"Then again," he says, "Anonymous's logic IS much more SCOvian..."
Update 2: I heard from McDougall. He says the time stamp on his email is wrong. He sent the email, he says, at 10:30 AM and the story was published at noon.
Update 3: Roblimo says it [ http://community.linux.com/article.pl?sid=07/03/22/1524207&tid=12 ] better than I did, on Linux.com, in a brief article titled "ChangeLog: Groklaw is hosted by an IBM-supported Web site -- and this means absolutely nothing" -- a taste:
ibiblio.org hosts a wide variety of sites, including The Poetry Project. And Videobloggers.org. And North American Slave Narratives. I'm looking at the ibiblio.org main page. Right up top, in the masthead, it says, "the public's library and digital archive."
A library can and should host all kinds of material. For instance, ibiblio has downloadable binaries of Caldera Linux in its collection.
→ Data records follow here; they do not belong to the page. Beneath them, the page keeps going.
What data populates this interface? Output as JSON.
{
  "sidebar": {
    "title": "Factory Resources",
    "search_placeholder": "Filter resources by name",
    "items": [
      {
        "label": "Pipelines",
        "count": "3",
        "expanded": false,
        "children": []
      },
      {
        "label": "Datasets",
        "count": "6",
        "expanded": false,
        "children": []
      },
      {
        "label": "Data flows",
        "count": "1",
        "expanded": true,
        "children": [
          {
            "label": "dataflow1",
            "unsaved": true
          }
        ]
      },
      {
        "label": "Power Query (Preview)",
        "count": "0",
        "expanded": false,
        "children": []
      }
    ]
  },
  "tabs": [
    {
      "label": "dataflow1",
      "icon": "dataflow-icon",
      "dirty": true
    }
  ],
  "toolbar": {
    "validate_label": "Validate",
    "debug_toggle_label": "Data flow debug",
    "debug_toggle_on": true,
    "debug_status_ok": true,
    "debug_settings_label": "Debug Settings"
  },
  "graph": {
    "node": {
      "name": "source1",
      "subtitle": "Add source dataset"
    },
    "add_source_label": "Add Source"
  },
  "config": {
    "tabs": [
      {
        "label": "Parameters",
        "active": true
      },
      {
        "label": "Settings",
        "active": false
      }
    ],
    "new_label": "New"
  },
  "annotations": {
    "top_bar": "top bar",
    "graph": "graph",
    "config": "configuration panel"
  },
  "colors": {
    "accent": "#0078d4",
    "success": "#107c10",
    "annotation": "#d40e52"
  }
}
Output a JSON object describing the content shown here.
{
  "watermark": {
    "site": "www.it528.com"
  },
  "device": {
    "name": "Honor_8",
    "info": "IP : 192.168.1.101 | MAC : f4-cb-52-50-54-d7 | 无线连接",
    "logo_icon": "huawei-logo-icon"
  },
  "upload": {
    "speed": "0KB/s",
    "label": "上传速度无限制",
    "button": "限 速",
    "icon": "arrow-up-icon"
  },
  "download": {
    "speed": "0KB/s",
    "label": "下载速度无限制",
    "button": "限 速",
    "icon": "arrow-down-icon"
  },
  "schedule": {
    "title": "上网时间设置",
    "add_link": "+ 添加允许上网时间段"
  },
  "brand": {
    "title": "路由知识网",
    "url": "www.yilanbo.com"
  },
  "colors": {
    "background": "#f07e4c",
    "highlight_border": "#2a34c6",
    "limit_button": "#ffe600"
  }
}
Since Caldera is what SCO used to be called, does this mean (gasp) that IBM is sponsoring SCO?
I suppose I could write an inflammatory headline that said so, although I'd rather write one about how IBM "sponsors" the ibiblio-hosted Tibetan Center for Conflict Resolution, a group whose services SCO CEO Darl McBride could certainly use.
Update: IBM has now issued a statement, which InformationWeek has published [ http://www.informationweek.com/news/showArticle.jhtml?articleID=198500094 ]:
"IBM has no connection to the editorial content posted on Groklaw.
Groklaw's website, and hundreds of others, are hosted on a website at the University of North Carolina (UNC), called ibliblio. This site is described by UNC as a public library. ibiblio runs on IBM System x servers which were funded through an IBM Shared University Award Grant awarded to UNC -- a grant that predates Groklaw ever being hosted on ibiblio. Anyone can host a site there and IBM does not sponsor, nor endorse, the content of those sites.
IBM is proud to sponsor many universities around the world in various ways, including helping them host websites like the one at UNC."
I think it's more than hundreds of web sites. I think it's thousands. Here's the index page [ http://www.ibiblio.org/collection/ ], and you'll be amazed at the scope of the categories alone. Here's their Linux Archive [ http://www.ibiblio.org/pub/Linux/ ], over 171 gigabytes of Linux programs and documentation freely available for download, and their collection of Linux distributions [ http://distro.ibiblio.org/pub/linux/distributions/ ], and while you're there, you can download Knoppix, so you can fix your stupid Microsoft software when it goes belly up. It will, you know. Or grab Fedora or Debian and go the whole hog. ibiblio also hosts the Linux Documentation Project [ http://tldp.org/ ], if you need some help. Here's an intriguing recent addition to the collection, Chaotic Maps [ http://www.ibiblio.org/e-notes/Chaos/contents.htm ]. There is such a depth and breadth of interesting material on ibiblio. Tell your PHB to donate to ibiblio, by all means, and please tell them Groklaw inspired the gift.
06:00 PM EDT
Copyright 2007 http://www.groklaw.net/ - http://creativecommons.org/licenses/by-nc-nd/3.0/